If the process did in fact work, the drive is clean; you can now open GParted (via the “Partition Editor” on the desktop), and with the correct drive selected, click on “Device” at the top, then “Create Partition” and finally, “Apply”. This step is not necessary, but it can prevent potential complications when trying to install an OS.

GParted Preparing a Secure Erased SSD
Creating a fresh partition table

If this Parted Magic method doesn’t work for you, it’s time to move onto step #2.

#2 – Command-line Simple Secure Erase

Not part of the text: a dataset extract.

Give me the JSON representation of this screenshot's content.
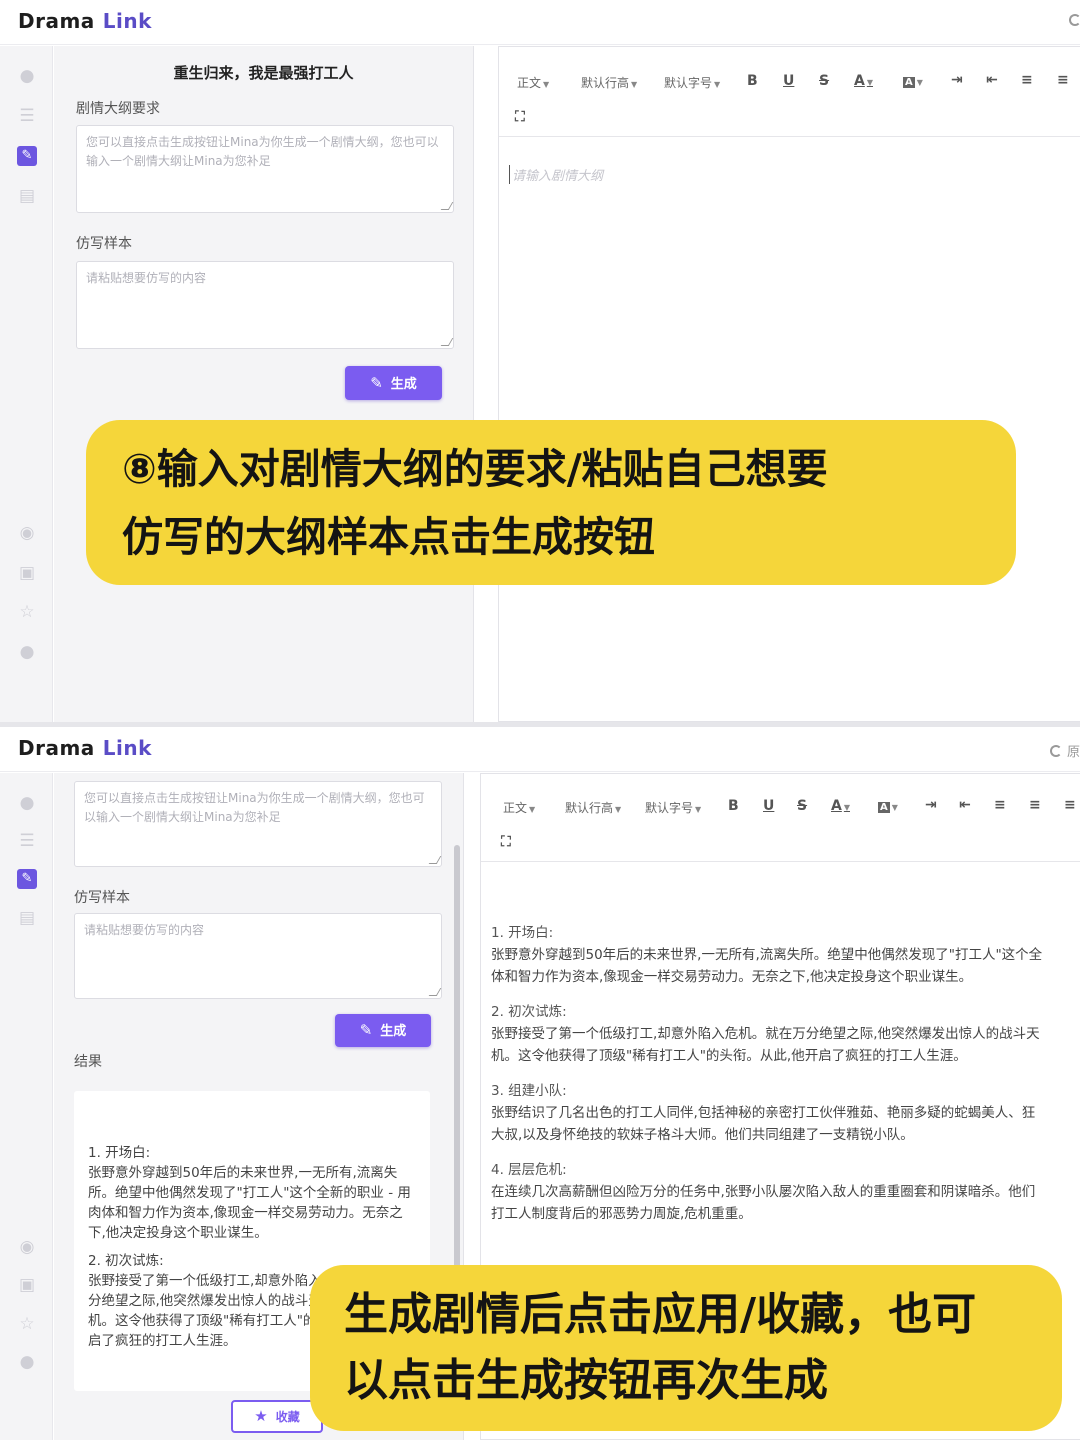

Open up a command-line (terminal) either through the OS menu, or by hitting Alt + F2 and typing in “terminal”. If for some reason “terminal” yields no results, you’ll be forced to navigate the OS menu and find its replacement (eg: ROXTerm, gnome-terminal, Konsole, et cetera).

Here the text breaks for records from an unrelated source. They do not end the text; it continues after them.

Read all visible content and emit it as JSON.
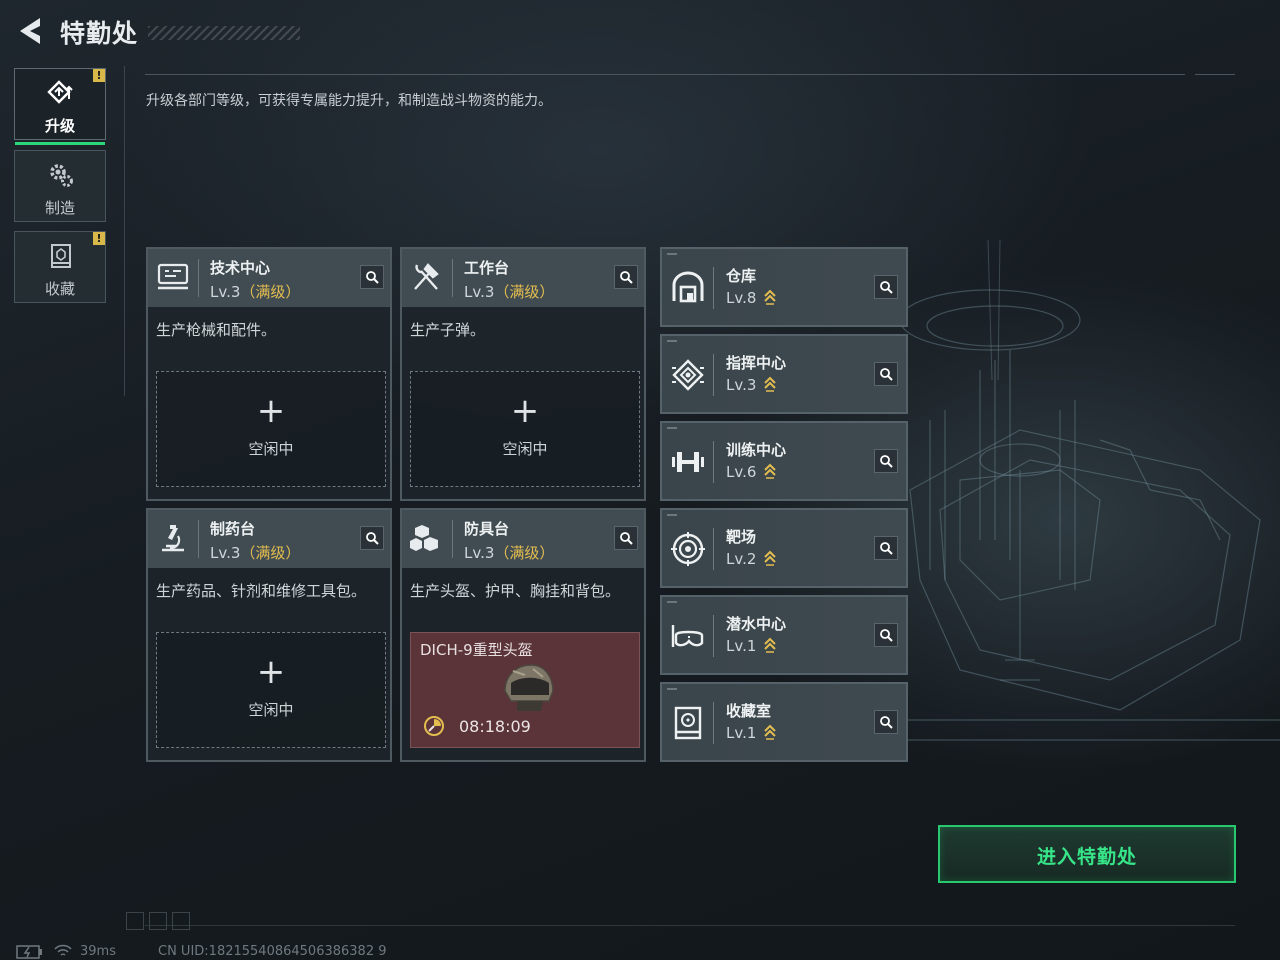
{
  "header": {
    "title": "特勤处",
    "description": "升级各部门等级，可获得专属能力提升，和制造战斗物资的能力。"
  },
  "side_tabs": [
    {
      "label": "升级",
      "icon": "upgrade-icon",
      "active": true,
      "badge": "!"
    },
    {
      "label": "制造",
      "icon": "gear-icon",
      "active": false,
      "badge": ""
    },
    {
      "label": "收藏",
      "icon": "collection-icon",
      "active": false,
      "badge": "!"
    }
  ],
  "production_cards": [
    {
      "name": "技术中心",
      "level": "Lv.3",
      "level_note": "（满级）",
      "description": "生产枪械和配件。",
      "slot": {
        "plus": "+",
        "status": "空闲中"
      },
      "icon": "tech-center-icon"
    },
    {
      "name": "工作台",
      "level": "Lv.3",
      "level_note": "（满级）",
      "description": "生产子弹。",
      "slot": {
        "plus": "+",
        "status": "空闲中"
      },
      "icon": "hammer-wrench-icon"
    },
    {
      "name": "制药台",
      "level": "Lv.3",
      "level_note": "（满级）",
      "description": "生产药品、针剂和维修工具包。",
      "slot": {
        "plus": "+",
        "status": "空闲中"
      },
      "icon": "microscope-icon"
    },
    {
      "name": "防具台",
      "level": "Lv.3",
      "level_note": "（满级）",
      "description": "生产头盔、护甲、胸挂和背包。",
      "slot": {
        "item": "DICH-9重型头盔",
        "timer": "08:18:09"
      },
      "icon": "armor-blocks-icon"
    }
  ],
  "facilities": [
    {
      "name": "仓库",
      "level": "Lv.8",
      "icon": "warehouse-icon"
    },
    {
      "name": "指挥中心",
      "level": "Lv.3",
      "icon": "command-chip-icon"
    },
    {
      "name": "训练中心",
      "level": "Lv.6",
      "icon": "dumbbell-icon"
    },
    {
      "name": "靶场",
      "level": "Lv.2",
      "icon": "target-icon"
    },
    {
      "name": "潜水中心",
      "level": "Lv.1",
      "icon": "diving-mask-icon"
    },
    {
      "name": "收藏室",
      "level": "Lv.1",
      "icon": "collection-room-icon"
    }
  ],
  "enter_button": {
    "label": "进入特勤处"
  },
  "status_bar": {
    "ping": "39ms",
    "uid": "CN UID:18215540864506386382 9"
  },
  "colors": {
    "accent_green": "#2ad87a",
    "maxed_gold": "#e3bd4f",
    "busy_slot": "#5a3438",
    "badge_yellow": "#d9b84a"
  }
}
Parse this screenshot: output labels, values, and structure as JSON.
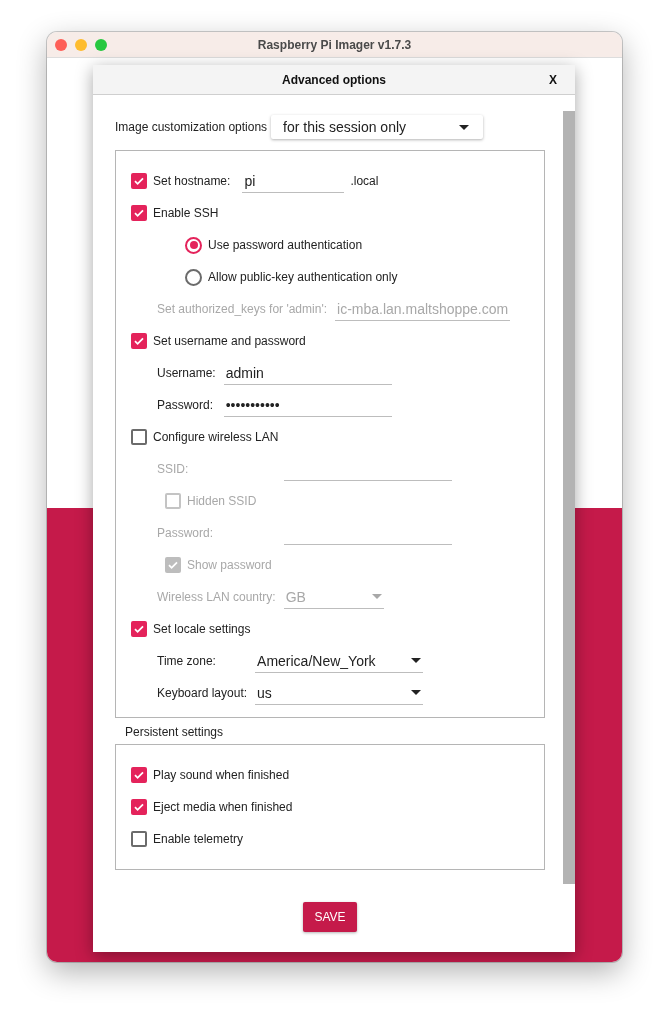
{
  "window": {
    "title": "Raspberry Pi Imager v1.7.3"
  },
  "dialog": {
    "title": "Advanced options",
    "close": "X"
  },
  "customization": {
    "label": "Image customization options",
    "value": "for this session only"
  },
  "sections": [
    {
      "kind": "hostname",
      "label": "Set hostname:",
      "checked": true,
      "value": "pi",
      "suffix": ".local"
    },
    {
      "kind": "group",
      "label": "Enable SSH",
      "checked": true,
      "children": [
        {
          "kind": "radio",
          "label": "Use password authentication",
          "selected": true
        },
        {
          "kind": "radio",
          "label": "Allow public-key authentication only",
          "selected": false
        },
        {
          "kind": "field",
          "label": "Set authorized_keys for 'admin':",
          "value": "ic-mba.lan.maltshoppe.com",
          "disabled": true
        }
      ]
    },
    {
      "kind": "group",
      "label": "Set username and password",
      "checked": true,
      "children": [
        {
          "kind": "field",
          "label": "Username:",
          "value": "admin",
          "disabled": false
        },
        {
          "kind": "field",
          "label": "Password:",
          "value": "•••••••••••",
          "disabled": false
        }
      ]
    },
    {
      "kind": "group",
      "label": "Configure wireless LAN",
      "checked": false,
      "children": [
        {
          "kind": "field",
          "label": "SSID:",
          "disabled": true
        },
        {
          "kind": "checkbox",
          "label": "Hidden SSID",
          "checked": false,
          "disabled": true
        },
        {
          "kind": "field",
          "label": "Password:",
          "disabled": true
        },
        {
          "kind": "checkbox",
          "label": "Show password",
          "checked": true,
          "disabled": true
        },
        {
          "kind": "dropdown",
          "label": "Wireless LAN country:",
          "value": "GB",
          "disabled": true
        }
      ]
    },
    {
      "kind": "group",
      "label": "Set locale settings",
      "checked": true,
      "children": [
        {
          "kind": "dropdown",
          "label": "Time zone:",
          "value": "America/New_York",
          "disabled": false
        },
        {
          "kind": "dropdown",
          "label": "Keyboard layout:",
          "value": "us",
          "disabled": false
        }
      ]
    }
  ],
  "persistent": {
    "title": "Persistent settings",
    "items": [
      {
        "label": "Play sound when finished",
        "checked": true
      },
      {
        "label": "Eject media when finished",
        "checked": true
      },
      {
        "label": "Enable telemetry",
        "checked": false
      }
    ]
  },
  "save": "SAVE"
}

Useful commands (which require root (su) or sudo (sudo -s, or just type “sudo” before each command):

  • hdparm -I /dev/sdX – Displays all information about a drive.
  • hdparm -I /dev/sdX | grep Model – Displays the drive brand and model.
  • hdparm -I /dev/sdX | grep frozen – Displays whether or not the drive is frozen (“not” is required).
  • hdparm –secure-erase PASS /dev/sdX – Simple command to secure erase a drive with no hassle.

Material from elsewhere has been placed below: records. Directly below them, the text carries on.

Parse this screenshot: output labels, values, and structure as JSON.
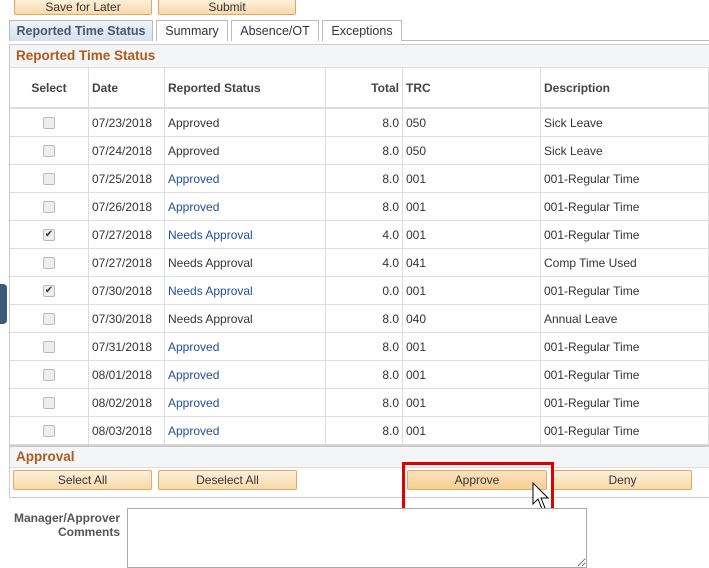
{
  "top_buttons": {
    "save": "Save for Later",
    "submit": "Submit"
  },
  "tabs": [
    {
      "label": "Reported Time Status",
      "active": true
    },
    {
      "label": "Summary"
    },
    {
      "label": "Absence/OT"
    },
    {
      "label": "Exceptions"
    }
  ],
  "grid": {
    "title": "Reported Time Status",
    "columns": [
      "Select",
      "Date",
      "Reported Status",
      "Total",
      "TRC",
      "Description"
    ],
    "rows": [
      {
        "checked": false,
        "date": "07/23/2018",
        "status": "Approved",
        "link": false,
        "total": "8.0",
        "trc": "050",
        "desc": "Sick Leave"
      },
      {
        "checked": false,
        "date": "07/24/2018",
        "status": "Approved",
        "link": false,
        "total": "8.0",
        "trc": "050",
        "desc": "Sick Leave"
      },
      {
        "checked": false,
        "date": "07/25/2018",
        "status": "Approved",
        "link": true,
        "total": "8.0",
        "trc": "001",
        "desc": "001-Regular Time"
      },
      {
        "checked": false,
        "date": "07/26/2018",
        "status": "Approved",
        "link": true,
        "total": "8.0",
        "trc": "001",
        "desc": "001-Regular Time"
      },
      {
        "checked": true,
        "date": "07/27/2018",
        "status": "Needs Approval",
        "link": true,
        "total": "4.0",
        "trc": "001",
        "desc": "001-Regular Time"
      },
      {
        "checked": false,
        "date": "07/27/2018",
        "status": "Needs Approval",
        "link": false,
        "total": "4.0",
        "trc": "041",
        "desc": "Comp Time Used"
      },
      {
        "checked": true,
        "date": "07/30/2018",
        "status": "Needs Approval",
        "link": true,
        "total": "0.0",
        "trc": "001",
        "desc": "001-Regular Time"
      },
      {
        "checked": false,
        "date": "07/30/2018",
        "status": "Needs Approval",
        "link": false,
        "total": "8.0",
        "trc": "040",
        "desc": "Annual Leave"
      },
      {
        "checked": false,
        "date": "07/31/2018",
        "status": "Approved",
        "link": true,
        "total": "8.0",
        "trc": "001",
        "desc": "001-Regular Time"
      },
      {
        "checked": false,
        "date": "08/01/2018",
        "status": "Approved",
        "link": true,
        "total": "8.0",
        "trc": "001",
        "desc": "001-Regular Time"
      },
      {
        "checked": false,
        "date": "08/02/2018",
        "status": "Approved",
        "link": true,
        "total": "8.0",
        "trc": "001",
        "desc": "001-Regular Time"
      },
      {
        "checked": false,
        "date": "08/03/2018",
        "status": "Approved",
        "link": true,
        "total": "8.0",
        "trc": "001",
        "desc": "001-Regular Time"
      }
    ]
  },
  "approval": {
    "title": "Approval",
    "select_all": "Select All",
    "deselect_all": "Deselect All",
    "approve": "Approve",
    "deny": "Deny"
  },
  "comments": {
    "label1": "Manager/Approver",
    "label2": "Comments",
    "value": ""
  },
  "colors": {
    "highlight": "#e00000",
    "section_title": "#b05a1c",
    "link": "#1f4fa0"
  }
}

Note: The info commands above use a capital i, not a small L.

An important command here is either the first or third. We need the drive to be “not” frozen, and if that’s the case, then it’s a matter of running the fourth command:

Performing a Simple Secure Erase SSD Under Linux
Performing a simple secure erase

If the result matches what’s seen in the above screenshot, you can now open GParted (via the OS menu or Alt + F2 and typing in “gparted”), and with the correct drive selected, click on “Device” at the top, then “Create Partition” and finally, “Apply”. This step is not necessary, but it can prevent potential complications when trying to install an OS.

GParted Preparing a Secure Erased SSD
Creating a fresh partition table

If the process spawns an error about a password being required or otherwise, move onto the next method.

#3 – Command-line Advanced Secure Erase

Open up a command-line (terminal) either through the OS menu, or by hitting Alt + F2 and typing in “terminal”. If for some reason “terminal” yields no results, you’ll be forced to navigate the OS menu and find its replacement (eg: ROXTerm, gnome-terminal, Konsole, et cetera).

Useful commands (which require root (su) or sudo (sudo -s, or just type “sudo” before each command):

  • hdparm -I /dev/sdX – Displays all information about a drive.
  • hdparm -I /dev/sdX | grep Model – Displays the drive brand and model.
  • hdparm -I /dev/sdX | grep frozen – Displays whether or not the drive is frozen (“not” is required).
  • hdparm –secure-erase PASS /dev/sdX – Simple command to secure erase a drive with no hassle.
  • hdparm –user-master u –security-set-pass /dev/sdX – Sets a password.
  • hdparm –user-master u –security-erase /dev/sdX – Securely erases the SSD.

Note: The info commands above use a capital i, not a small L.

The important command here is either the first or third. We need the drive to be “not” frozen, and if that’s the case, then proceed to password the drive via the fifth command; it doesn’t matter what is, but the same text needs to be used for both commands. Once that’s done, run the sixth command.

Performing a Secure Erase SSD Under Linux
Identifying the SSD and performing a secure erase

If the result matches what’s seen in the above screenshot, you can now open GParted (via the OS menu or Alt + F2 and typing in “gparted”), and with the correct drive selected, click on “Device” at the top, then “Create Partition” and finally, “Apply”. This step is not necessary, but it can prevent potential complications when trying to install an OS.

GParted Preparing a Secure Erased SSD
Creating a fresh partition table

If for some reason this or the earlier commands are not getting the job done, I’d recommend going with the earlier suggestion of attempting the secure erase with the help of an external USB enclosure, such as Thermaltake’s BlacX. If that’s not possible, you might unfortunately be out of luck, short of using one of these methods on another PC.

Questions and comments are welcomed. We might not be able to get your SSD securely erased if none of the above methods work, but we can sure try.